A new method of cooking beef! I’ve read about it for a couple of years now and wanted to try it: Rather than searing a piece of meat, then putting it in a hot oven to finish cooking, you roast low and slow, then broil at the end.
It cooks more evenly, and keeps the meat a beautiful pink all the way through. Thanks, Tasting Table!
- For the tenderloin:
- One 3-pound center-cut beef tenderloin, trimmed and tied at 1?-inch intervals
- 6 sprigs thyme
- 4 sprigs rosemary, leaves removed
- 3 large garlic cloves, thinly sliced
- Kosher salt and coarsely ground black pepper, to taste
- Fresh horseradish, sliced into thin shavings with a vegetable peeler, to top
- For the Chive and Lemon Cream Sauce:
- 1 cup sour cream or crème fraîche
- 1 tablespoon finely chopped chives
- 1 teaspoon worcestershire sauce
- 1 teaspoon lemon zest
- Kosher salt, to taste
- Preheat the oven to 275° and adjust the oven rack to the middle position. Remove the roast from the fridge and place on a clean work surface; pat dry. Rub the roast with the thyme sprigs, rosemary leaves and garlic and season generously with salt. Wrap the roast in plastic wrap and allow to rest at room temperature for 1 hour.

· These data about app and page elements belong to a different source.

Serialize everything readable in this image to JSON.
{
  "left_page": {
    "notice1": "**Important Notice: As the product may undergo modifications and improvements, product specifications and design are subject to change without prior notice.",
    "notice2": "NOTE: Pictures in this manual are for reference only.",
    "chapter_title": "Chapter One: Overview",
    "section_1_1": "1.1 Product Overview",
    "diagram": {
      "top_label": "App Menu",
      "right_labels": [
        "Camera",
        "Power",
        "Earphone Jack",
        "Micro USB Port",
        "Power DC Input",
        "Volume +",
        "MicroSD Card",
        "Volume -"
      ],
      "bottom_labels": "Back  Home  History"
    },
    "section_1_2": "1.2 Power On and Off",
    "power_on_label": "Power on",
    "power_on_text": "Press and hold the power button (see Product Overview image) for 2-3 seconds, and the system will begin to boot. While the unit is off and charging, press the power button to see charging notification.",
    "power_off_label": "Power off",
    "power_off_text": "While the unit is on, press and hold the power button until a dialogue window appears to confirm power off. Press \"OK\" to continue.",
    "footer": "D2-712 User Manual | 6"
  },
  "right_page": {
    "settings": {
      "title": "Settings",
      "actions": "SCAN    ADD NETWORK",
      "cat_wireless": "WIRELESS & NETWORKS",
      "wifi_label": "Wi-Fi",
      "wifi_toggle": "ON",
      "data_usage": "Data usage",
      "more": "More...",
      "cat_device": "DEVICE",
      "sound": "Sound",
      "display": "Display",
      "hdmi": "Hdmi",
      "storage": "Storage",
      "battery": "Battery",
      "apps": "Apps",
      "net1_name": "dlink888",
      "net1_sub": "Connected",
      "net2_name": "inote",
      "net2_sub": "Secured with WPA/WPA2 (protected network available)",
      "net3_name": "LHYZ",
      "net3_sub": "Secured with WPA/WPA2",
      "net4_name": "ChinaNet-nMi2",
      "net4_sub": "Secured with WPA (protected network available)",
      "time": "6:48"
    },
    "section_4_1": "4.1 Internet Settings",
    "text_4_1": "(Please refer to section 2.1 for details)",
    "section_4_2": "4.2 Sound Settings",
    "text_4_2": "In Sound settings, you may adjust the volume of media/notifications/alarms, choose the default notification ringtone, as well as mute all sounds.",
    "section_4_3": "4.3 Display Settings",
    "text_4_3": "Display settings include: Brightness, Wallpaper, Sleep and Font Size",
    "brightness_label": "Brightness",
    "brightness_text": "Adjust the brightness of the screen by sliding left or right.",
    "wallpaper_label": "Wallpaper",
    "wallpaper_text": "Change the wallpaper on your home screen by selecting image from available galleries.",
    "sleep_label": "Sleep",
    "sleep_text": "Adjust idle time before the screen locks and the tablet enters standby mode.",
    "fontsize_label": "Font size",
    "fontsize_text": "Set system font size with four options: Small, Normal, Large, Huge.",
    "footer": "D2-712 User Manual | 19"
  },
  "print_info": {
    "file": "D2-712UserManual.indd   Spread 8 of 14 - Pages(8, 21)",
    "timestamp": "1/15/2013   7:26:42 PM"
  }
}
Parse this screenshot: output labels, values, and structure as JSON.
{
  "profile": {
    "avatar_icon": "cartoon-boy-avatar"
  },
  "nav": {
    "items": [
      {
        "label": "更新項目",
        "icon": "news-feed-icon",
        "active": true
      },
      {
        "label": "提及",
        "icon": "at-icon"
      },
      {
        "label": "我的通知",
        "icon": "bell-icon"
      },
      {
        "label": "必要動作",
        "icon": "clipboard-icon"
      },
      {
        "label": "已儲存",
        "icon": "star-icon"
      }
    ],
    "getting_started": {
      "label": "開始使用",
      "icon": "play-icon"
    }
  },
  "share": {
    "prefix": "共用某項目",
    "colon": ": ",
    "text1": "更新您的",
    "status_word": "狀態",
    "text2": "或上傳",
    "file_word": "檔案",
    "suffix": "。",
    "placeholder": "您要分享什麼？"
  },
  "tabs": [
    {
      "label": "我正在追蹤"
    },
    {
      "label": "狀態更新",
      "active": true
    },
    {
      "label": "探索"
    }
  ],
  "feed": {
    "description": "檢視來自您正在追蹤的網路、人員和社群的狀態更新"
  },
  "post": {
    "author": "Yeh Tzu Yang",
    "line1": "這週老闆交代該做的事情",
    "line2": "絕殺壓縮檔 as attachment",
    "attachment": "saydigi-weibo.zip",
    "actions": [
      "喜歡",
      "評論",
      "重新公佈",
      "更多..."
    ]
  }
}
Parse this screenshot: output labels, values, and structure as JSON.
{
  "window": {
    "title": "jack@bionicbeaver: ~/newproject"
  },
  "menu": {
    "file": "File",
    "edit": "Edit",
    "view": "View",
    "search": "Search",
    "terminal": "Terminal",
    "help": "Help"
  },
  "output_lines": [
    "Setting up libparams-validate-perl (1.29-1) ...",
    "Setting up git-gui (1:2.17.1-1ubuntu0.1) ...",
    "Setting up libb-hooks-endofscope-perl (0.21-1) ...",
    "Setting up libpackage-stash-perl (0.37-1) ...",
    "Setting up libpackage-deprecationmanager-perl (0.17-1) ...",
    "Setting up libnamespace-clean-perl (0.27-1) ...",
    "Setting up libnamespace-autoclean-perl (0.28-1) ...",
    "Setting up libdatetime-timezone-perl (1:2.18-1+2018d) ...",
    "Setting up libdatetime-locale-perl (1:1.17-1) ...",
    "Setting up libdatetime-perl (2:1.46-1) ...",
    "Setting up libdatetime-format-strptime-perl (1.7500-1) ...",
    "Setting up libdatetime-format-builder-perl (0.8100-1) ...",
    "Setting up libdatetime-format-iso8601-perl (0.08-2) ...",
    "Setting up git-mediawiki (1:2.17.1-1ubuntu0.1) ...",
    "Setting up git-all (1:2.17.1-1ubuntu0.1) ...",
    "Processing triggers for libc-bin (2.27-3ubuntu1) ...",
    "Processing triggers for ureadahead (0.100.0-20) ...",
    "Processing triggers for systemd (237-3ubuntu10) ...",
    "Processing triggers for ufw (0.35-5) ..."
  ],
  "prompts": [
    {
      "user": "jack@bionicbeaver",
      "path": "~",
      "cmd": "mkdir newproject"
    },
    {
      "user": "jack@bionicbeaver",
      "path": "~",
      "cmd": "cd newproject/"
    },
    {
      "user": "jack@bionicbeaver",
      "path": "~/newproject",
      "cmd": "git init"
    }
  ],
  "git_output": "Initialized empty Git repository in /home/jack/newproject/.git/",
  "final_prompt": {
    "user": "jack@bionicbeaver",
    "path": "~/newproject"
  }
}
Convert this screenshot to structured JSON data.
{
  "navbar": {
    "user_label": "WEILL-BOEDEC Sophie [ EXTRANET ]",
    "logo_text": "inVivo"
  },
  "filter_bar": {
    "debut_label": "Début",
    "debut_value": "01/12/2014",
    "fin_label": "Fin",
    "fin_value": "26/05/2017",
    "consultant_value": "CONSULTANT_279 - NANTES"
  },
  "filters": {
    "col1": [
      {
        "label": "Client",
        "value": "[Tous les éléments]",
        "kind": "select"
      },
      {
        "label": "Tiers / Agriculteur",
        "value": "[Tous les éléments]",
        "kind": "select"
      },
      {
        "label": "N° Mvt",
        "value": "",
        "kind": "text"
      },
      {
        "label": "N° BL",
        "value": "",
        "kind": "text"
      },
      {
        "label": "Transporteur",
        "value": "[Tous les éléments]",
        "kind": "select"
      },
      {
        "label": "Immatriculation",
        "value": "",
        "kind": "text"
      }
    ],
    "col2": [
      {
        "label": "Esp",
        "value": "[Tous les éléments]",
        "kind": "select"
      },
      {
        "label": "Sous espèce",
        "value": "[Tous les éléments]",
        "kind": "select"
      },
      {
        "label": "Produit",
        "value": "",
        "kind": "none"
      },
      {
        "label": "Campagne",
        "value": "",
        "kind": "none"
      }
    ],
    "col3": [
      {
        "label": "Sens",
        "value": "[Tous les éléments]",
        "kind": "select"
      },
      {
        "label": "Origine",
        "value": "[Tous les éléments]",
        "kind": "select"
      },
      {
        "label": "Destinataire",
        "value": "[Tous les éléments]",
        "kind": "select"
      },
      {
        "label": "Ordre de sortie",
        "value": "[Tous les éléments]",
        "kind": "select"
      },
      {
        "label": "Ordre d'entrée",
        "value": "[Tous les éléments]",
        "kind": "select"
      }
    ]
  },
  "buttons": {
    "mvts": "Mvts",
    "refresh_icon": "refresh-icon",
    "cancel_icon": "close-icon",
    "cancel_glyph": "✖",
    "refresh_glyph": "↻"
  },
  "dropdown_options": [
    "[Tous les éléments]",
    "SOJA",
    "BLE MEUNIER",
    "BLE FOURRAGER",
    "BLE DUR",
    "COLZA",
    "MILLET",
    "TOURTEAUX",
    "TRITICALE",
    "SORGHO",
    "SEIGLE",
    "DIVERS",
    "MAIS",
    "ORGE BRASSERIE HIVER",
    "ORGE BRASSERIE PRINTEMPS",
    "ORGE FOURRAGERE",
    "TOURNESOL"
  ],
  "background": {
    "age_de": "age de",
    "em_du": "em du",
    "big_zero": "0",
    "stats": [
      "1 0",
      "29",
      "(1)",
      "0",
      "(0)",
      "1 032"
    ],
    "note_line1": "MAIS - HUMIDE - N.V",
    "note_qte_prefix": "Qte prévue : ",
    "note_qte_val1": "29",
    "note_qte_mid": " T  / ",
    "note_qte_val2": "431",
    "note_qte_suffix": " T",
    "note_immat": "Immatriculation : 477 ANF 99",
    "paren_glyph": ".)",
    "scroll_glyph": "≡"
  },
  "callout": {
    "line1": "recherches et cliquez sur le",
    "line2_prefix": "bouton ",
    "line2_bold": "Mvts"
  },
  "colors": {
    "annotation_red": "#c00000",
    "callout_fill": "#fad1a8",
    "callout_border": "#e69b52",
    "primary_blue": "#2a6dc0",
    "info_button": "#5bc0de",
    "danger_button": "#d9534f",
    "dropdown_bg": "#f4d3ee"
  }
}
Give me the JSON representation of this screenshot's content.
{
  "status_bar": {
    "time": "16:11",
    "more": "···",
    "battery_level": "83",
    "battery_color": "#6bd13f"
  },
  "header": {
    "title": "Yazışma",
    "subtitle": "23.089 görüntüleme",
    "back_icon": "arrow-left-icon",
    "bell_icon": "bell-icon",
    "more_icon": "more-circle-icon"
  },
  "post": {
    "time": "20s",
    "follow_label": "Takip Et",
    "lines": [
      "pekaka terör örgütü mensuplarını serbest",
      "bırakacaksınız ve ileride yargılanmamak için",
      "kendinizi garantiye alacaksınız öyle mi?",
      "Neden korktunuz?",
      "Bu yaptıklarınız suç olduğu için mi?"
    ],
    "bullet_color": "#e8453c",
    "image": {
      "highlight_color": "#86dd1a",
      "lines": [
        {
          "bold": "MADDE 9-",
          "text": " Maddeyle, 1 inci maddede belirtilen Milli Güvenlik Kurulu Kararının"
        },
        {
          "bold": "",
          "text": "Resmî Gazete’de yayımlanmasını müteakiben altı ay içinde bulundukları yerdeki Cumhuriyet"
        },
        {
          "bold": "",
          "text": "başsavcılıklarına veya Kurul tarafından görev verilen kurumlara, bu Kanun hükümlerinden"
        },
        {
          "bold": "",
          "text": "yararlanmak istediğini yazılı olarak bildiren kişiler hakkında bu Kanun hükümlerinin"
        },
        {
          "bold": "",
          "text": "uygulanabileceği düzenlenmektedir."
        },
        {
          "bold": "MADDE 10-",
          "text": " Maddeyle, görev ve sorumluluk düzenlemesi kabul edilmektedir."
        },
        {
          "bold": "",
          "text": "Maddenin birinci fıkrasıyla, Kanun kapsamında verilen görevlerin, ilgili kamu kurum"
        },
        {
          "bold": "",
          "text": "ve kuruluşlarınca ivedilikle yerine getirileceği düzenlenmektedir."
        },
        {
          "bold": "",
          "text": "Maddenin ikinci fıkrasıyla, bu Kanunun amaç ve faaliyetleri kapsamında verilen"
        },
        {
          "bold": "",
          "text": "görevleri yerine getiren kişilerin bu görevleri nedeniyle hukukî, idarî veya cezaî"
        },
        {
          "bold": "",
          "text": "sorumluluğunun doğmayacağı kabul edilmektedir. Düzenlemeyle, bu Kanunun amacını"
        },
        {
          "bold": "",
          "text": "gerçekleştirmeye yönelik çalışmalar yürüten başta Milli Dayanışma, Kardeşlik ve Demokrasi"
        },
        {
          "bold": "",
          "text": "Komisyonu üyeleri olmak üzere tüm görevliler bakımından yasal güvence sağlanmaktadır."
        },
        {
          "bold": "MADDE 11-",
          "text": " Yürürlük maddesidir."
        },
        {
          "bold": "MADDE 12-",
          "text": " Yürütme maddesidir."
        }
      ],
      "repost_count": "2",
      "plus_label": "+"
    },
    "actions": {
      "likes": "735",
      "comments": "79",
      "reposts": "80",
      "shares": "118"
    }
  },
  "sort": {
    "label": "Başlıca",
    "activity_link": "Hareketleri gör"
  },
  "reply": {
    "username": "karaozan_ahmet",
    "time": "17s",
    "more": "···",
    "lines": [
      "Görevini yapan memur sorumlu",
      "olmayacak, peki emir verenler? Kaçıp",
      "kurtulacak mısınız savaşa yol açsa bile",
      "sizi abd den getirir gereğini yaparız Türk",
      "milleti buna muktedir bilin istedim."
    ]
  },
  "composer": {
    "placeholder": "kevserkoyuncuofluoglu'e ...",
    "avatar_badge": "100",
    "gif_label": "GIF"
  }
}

- Remove the thyme, rosemary and garlic from the meat; pat dry and sprinkle the roast evenly with black pepper. Transfer the roast to a wire rack set on a parchment-lined sheet tray. Roast the tenderloin until an instant-read thermometer inserted into the thickest part of the tenderloin registers 120°, 1 hour and 10 minutes to 1 hour and 20 minutes, flipping halfway through roasting.
- Turn on the broiler and place the roast on the upper rack of the oven and broil, flipping the meat until brown until the internal temperature reaches 125° for rare or 130° for medium-rare, 2 to 3 minutes. Remove from the the oven and let the roast rest for 20 minutes before carving.
- Meanwhile, make the cream sauce: In a small bowl, combine the sour cream, chives, worcestershire and lemon zest, and season with salt.
- Serve the tenderloin with the sauce and shaved fresh horseradish.